Cost-creep is another big problem with business projects. When budgetary assumptions are made, they are point in time. If the financial planning does not include adjustments for inflation, many times the set-aside funding for the project will run short. This is where a project manager needs to always keep one hand on the activity and another on the check book. Good managing will find alternative savings by using budgeting software to identify cheaper materials or ways to trim down labour costs that the early budgetary planning may have overlooked. The manager can then use this uncommitted project money to offset cost overruns or as cushion for other unexpected problems.
If a project will rely heavily on contracted services, the project manager will have to keep a close eye on the entire contract process. Many times subcontractors will bid low just to get the work and provide their own businesses cash flow. Smart management will require bid specifications that force bidders to prove their capability and performance. Additionally, no money should be paid until specific contract metrics have been met. Every subcontractor should be held to a list of performance measures to earn any income in the project. Budgetary software can be a helpful tool in tracking contract deliverables. Finally, the project manager should anticipate that some subcontractors will fall through. In such cases, an immediate plan B option should be ready to go so that project is not significantly delayed.
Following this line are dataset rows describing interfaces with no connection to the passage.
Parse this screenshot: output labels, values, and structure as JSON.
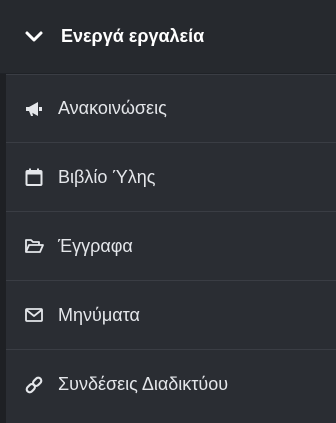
{
  "header": {
    "title": "Ενεργά εργαλεία",
    "icon": "chevron-down-icon"
  },
  "items": [
    {
      "label": "Ανακοινώσεις",
      "icon": "megaphone-icon"
    },
    {
      "label": "Βιβλίο Ύλης",
      "icon": "calendar-icon"
    },
    {
      "label": "Έγγραφα",
      "icon": "folder-open-icon"
    },
    {
      "label": "Μηνύματα",
      "icon": "envelope-icon"
    },
    {
      "label": "Συνδέσεις Διαδικτύου",
      "icon": "link-icon"
    }
  ],
  "colors": {
    "background": "#2a2d33",
    "header": "#26292e",
    "text": "#e4e6ea",
    "divider": "#3a3d44"
  }
}
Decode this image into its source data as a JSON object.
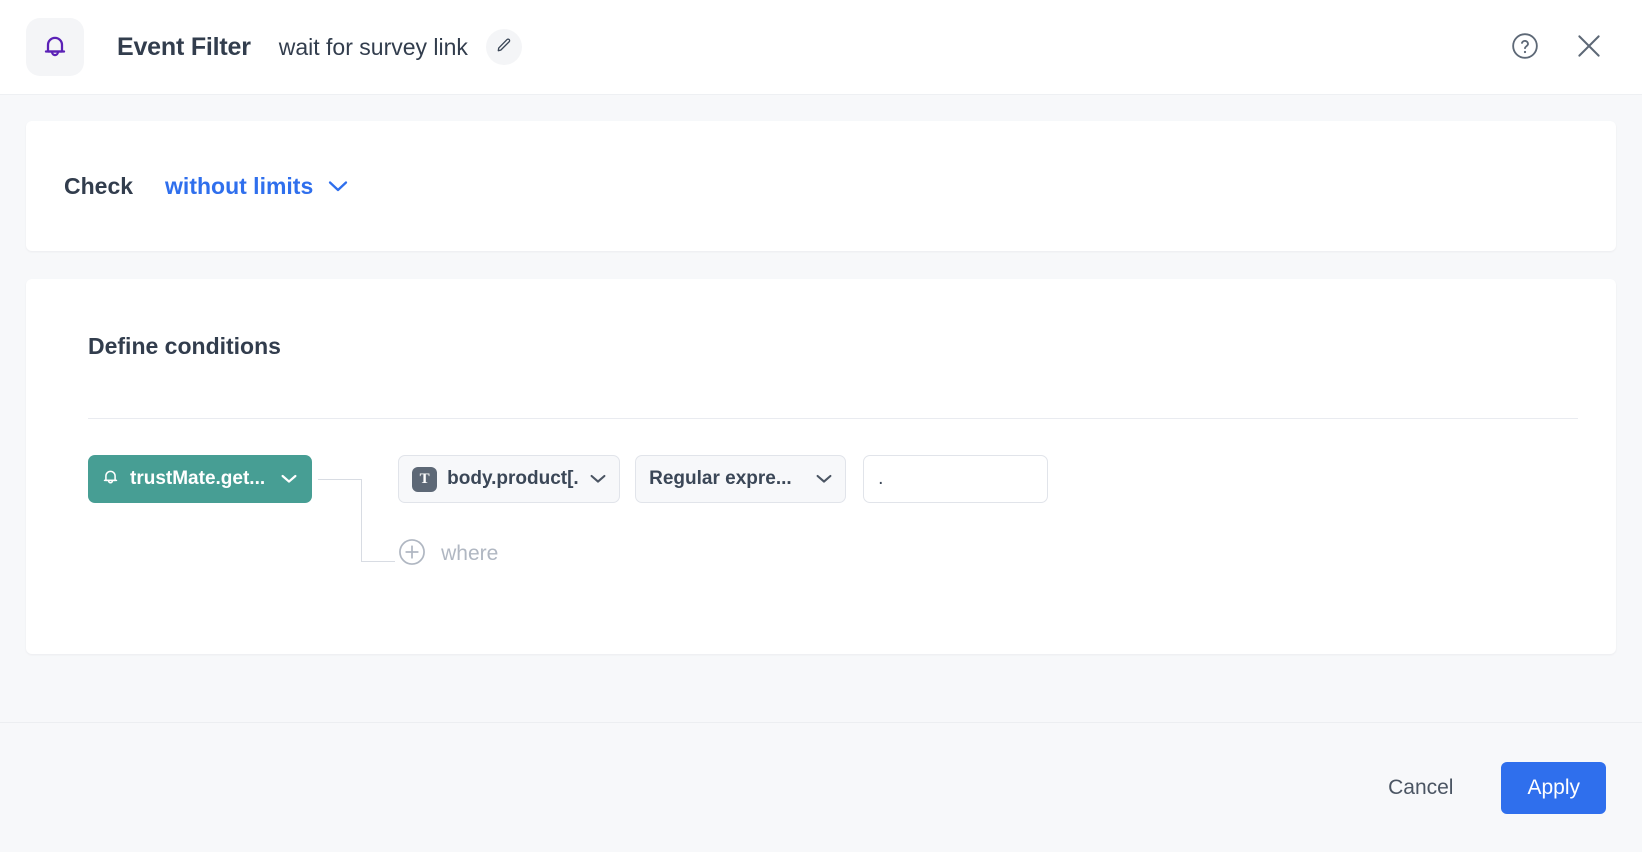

Finally, experienced project managers never assume the final plan is final before implementation. Too often, business management changes its mind, causing related project specification changes. Project managers need to be flexible enough to anticipate these potential curves and find a way to incorporate them into the final project. Doing so will win the favour of the business management and could result in a higher pay-out for the project manager upon completion.
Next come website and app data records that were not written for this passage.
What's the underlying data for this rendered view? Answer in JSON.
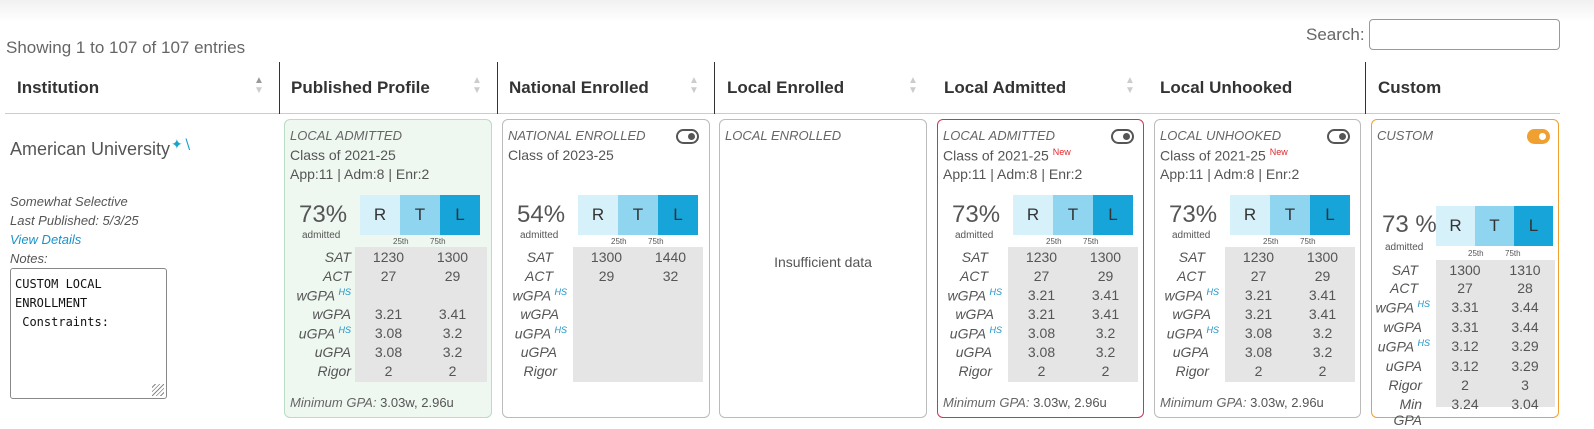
{
  "table_info": {
    "showing": "Showing 1 to 107 of 107 entries",
    "search_label": "Search:",
    "search_value": ""
  },
  "columns": {
    "institution": "Institution",
    "published": "Published Profile",
    "national": "National Enrolled",
    "local_enrolled": "Local Enrolled",
    "local_admitted": "Local Admitted",
    "local_unhooked": "Local Unhooked",
    "custom": "Custom"
  },
  "institution": {
    "name": "American University",
    "icon": "magic-wand-icon",
    "selectivity": "Somewhat Selective",
    "last_published": "Last Published: 5/3/25",
    "view_details": "View Details",
    "notes_label": "Notes:",
    "notes_value": "CUSTOM LOCAL\nENROLLMENT\n Constraints:"
  },
  "labels": {
    "admitted": "admitted",
    "p25": "25th",
    "p75": "75th",
    "r": "R",
    "t": "T",
    "l": "L",
    "sat": "SAT",
    "act": "ACT",
    "wgpa": "wGPA",
    "ugpa": "uGPA",
    "rigor": "Rigor",
    "hs": "HS",
    "min_gpa_label": "Minimum GPA:",
    "min_gpa_short": "Min GPA",
    "new": "New",
    "insufficient": "Insufficient data"
  },
  "cards": {
    "published": {
      "title": "LOCAL ADMITTED",
      "class": "Class of 2021-25",
      "app": "App:11 | Adm:8 | Enr:2",
      "pct": "73%",
      "sat": [
        "1230",
        "1300"
      ],
      "act": [
        "27",
        "29"
      ],
      "wgpa_hs": [
        "",
        ""
      ],
      "wgpa": [
        "3.21",
        "3.41"
      ],
      "ugpa_hs": [
        "3.08",
        "3.2"
      ],
      "ugpa": [
        "3.08",
        "3.2"
      ],
      "rigor": [
        "2",
        "2"
      ],
      "min_gpa": "3.03w, 2.96u"
    },
    "national": {
      "title": "NATIONAL ENROLLED",
      "class": "Class of 2023-25",
      "toggle_on": false,
      "pct": "54%",
      "sat": [
        "1300",
        "1440"
      ],
      "act": [
        "29",
        "32"
      ]
    },
    "local_enrolled": {
      "title": "LOCAL ENROLLED"
    },
    "local_admitted": {
      "title": "LOCAL ADMITTED",
      "class": "Class of 2021-25",
      "app": "App:11 | Adm:8 | Enr:2",
      "toggle_on": false,
      "pct": "73%",
      "sat": [
        "1230",
        "1300"
      ],
      "act": [
        "27",
        "29"
      ],
      "wgpa_hs": [
        "3.21",
        "3.41"
      ],
      "wgpa": [
        "3.21",
        "3.41"
      ],
      "ugpa_hs": [
        "3.08",
        "3.2"
      ],
      "ugpa": [
        "3.08",
        "3.2"
      ],
      "rigor": [
        "2",
        "2"
      ],
      "min_gpa": "3.03w, 2.96u"
    },
    "local_unhooked": {
      "title": "LOCAL UNHOOKED",
      "class": "Class of 2021-25",
      "app": "App:11 | Adm:8 | Enr:2",
      "toggle_on": false,
      "pct": "73%",
      "sat": [
        "1230",
        "1300"
      ],
      "act": [
        "27",
        "29"
      ],
      "wgpa_hs": [
        "3.21",
        "3.41"
      ],
      "wgpa": [
        "3.21",
        "3.41"
      ],
      "ugpa_hs": [
        "3.08",
        "3.2"
      ],
      "ugpa": [
        "3.08",
        "3.2"
      ],
      "rigor": [
        "2",
        "2"
      ],
      "min_gpa": "3.03w, 2.96u"
    },
    "custom": {
      "title": "CUSTOM",
      "toggle_on": true,
      "pct": "73 %",
      "sat": [
        "1300",
        "1310"
      ],
      "act": [
        "27",
        "28"
      ],
      "wgpa_hs": [
        "3.31",
        "3.44"
      ],
      "wgpa": [
        "3.31",
        "3.44"
      ],
      "ugpa_hs": [
        "3.12",
        "3.29"
      ],
      "ugpa": [
        "3.12",
        "3.29"
      ],
      "rigor": [
        "2",
        "3"
      ],
      "min_gpa": [
        "3.24",
        "3.04"
      ]
    }
  },
  "colors": {
    "r": "#d7f1fb",
    "t": "#8fd5f0",
    "l": "#17a4d8",
    "accent": "#1a93c8",
    "new": "#e0282e",
    "red_border": "#c23b55",
    "orange": "#f0a030",
    "green_bg": "#eef7f0"
  }
}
Project management is a fast-moving skill and good project leaders will anticipate problems that don’t appear during planning. They make the difference between a success and a financial boondoggle.
Further reading: Top project management software
As you said, flexibility and the ability to adjust are what help a good project manager see a project through – a good project management tool is usually needed to do help them see the changes before they come, and adjust to them in time. HappyTODOs does just that – prioritising tasks is done by dragging and dropping, time estimates are automatically changed based on added goals, and seeing what your team is working on is easier than ever. Best of all, it’s web-based AND free :) So take it for a spin!
Great article but I think what I took from it most was the word boondoggle, in my ignorance I’d never heard it before. Google:define showed me the error of my ways and I forsee it becoming a staple of my vocabulary from now on. Thanks!
Glad you took at least one thing away from the article! I was fairly pleased with myself for squeezing it in to be honest.
Thanks for the nice feedback!
A very interesting piece! I agree, in order to accomplish a great project the project manager needs to overcome many difficulties such as flexibility, cost creep and planning, therefore a good collaboration tool is definitely essential. Clarizen offers the project manager all the following: time tracking, task management, budget planning and much more. Here’s an article we posted recently about the advantages of Online Project Management Software.